[Data extracted from a collection]

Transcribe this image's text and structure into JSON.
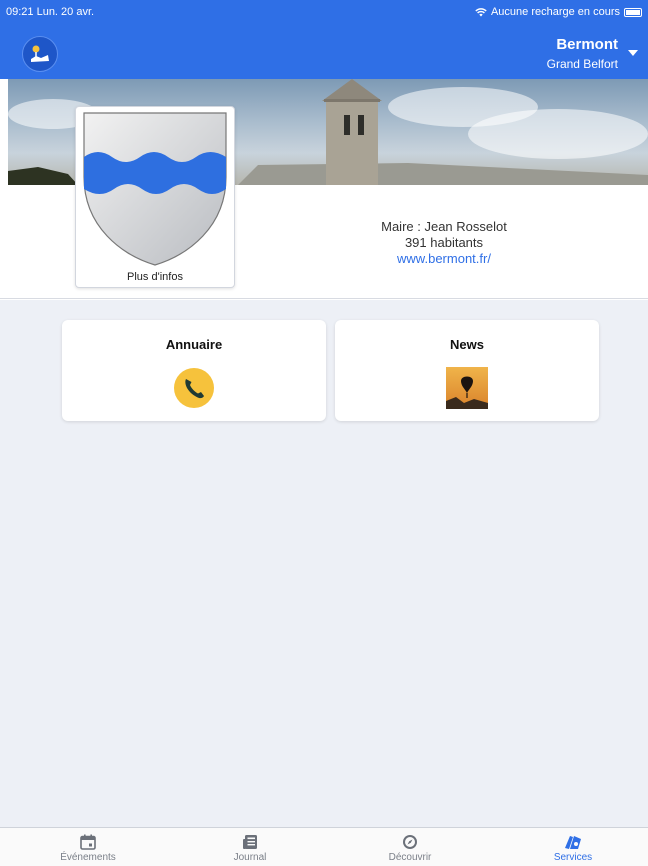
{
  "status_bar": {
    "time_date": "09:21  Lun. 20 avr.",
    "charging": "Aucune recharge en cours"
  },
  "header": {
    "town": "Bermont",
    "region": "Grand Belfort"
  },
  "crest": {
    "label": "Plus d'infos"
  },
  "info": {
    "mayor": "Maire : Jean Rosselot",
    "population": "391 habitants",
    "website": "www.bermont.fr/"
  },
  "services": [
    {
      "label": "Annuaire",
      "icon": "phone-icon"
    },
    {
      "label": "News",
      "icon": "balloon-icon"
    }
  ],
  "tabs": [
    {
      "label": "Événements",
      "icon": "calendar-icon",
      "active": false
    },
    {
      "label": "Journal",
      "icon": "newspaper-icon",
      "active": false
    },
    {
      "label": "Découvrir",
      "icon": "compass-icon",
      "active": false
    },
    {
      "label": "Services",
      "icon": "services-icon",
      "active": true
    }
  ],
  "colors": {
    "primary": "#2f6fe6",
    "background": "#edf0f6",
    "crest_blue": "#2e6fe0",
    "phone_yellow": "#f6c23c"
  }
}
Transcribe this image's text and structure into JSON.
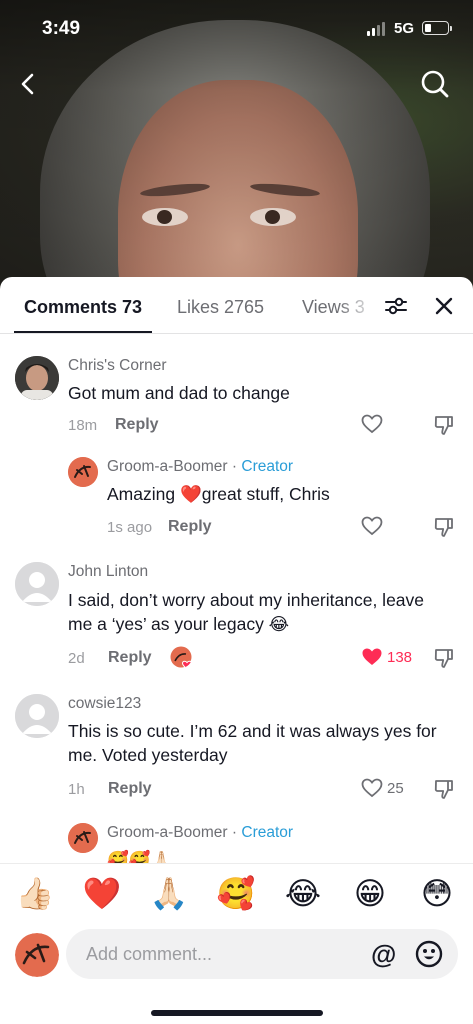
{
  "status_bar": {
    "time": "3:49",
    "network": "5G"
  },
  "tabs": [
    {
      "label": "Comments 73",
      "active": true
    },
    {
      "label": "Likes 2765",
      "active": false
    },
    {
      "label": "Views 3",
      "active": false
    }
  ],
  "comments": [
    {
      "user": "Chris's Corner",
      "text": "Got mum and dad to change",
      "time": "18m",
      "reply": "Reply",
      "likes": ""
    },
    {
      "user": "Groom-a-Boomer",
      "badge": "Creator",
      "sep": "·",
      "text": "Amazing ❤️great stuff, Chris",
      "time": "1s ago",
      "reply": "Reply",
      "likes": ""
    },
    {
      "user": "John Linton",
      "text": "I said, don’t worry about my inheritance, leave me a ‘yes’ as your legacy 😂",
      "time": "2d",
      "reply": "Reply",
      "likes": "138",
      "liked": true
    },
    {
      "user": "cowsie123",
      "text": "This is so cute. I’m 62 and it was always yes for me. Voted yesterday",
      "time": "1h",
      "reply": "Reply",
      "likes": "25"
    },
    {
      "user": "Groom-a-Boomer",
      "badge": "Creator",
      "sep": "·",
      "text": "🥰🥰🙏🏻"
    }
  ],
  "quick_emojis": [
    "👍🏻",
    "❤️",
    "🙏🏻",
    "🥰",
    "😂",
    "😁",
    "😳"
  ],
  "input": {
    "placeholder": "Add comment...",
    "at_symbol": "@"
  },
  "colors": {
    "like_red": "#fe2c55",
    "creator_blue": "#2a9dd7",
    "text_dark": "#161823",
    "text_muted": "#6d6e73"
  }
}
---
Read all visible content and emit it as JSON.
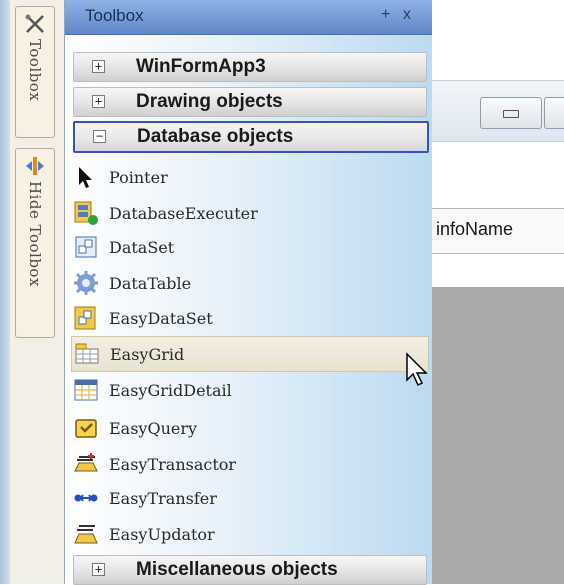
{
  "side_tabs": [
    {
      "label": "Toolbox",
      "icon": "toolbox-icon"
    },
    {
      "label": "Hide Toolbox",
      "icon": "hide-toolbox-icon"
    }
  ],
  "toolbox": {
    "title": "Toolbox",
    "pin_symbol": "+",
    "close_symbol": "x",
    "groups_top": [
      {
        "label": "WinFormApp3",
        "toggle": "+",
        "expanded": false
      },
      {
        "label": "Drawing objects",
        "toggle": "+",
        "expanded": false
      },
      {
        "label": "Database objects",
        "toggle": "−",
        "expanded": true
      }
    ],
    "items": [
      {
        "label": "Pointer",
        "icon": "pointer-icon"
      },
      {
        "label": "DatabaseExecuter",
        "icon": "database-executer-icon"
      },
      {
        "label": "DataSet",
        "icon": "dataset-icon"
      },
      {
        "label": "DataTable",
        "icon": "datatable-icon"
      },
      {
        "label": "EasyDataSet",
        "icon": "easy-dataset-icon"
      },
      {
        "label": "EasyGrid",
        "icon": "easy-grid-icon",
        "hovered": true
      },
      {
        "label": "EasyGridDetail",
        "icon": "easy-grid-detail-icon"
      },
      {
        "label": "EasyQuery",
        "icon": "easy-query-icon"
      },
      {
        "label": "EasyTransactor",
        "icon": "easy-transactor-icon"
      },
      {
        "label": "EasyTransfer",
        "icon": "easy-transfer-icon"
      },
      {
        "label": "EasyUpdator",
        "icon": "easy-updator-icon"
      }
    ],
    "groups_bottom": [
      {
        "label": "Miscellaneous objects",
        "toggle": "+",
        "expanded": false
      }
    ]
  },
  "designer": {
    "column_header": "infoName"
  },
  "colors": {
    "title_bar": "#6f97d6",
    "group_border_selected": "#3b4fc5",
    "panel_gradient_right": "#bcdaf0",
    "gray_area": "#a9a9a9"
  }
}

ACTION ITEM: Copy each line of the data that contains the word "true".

YOUR SOLUTION:
      "active": true
      "active": true
      "liked": true
        "expanded": true
        "hovered": true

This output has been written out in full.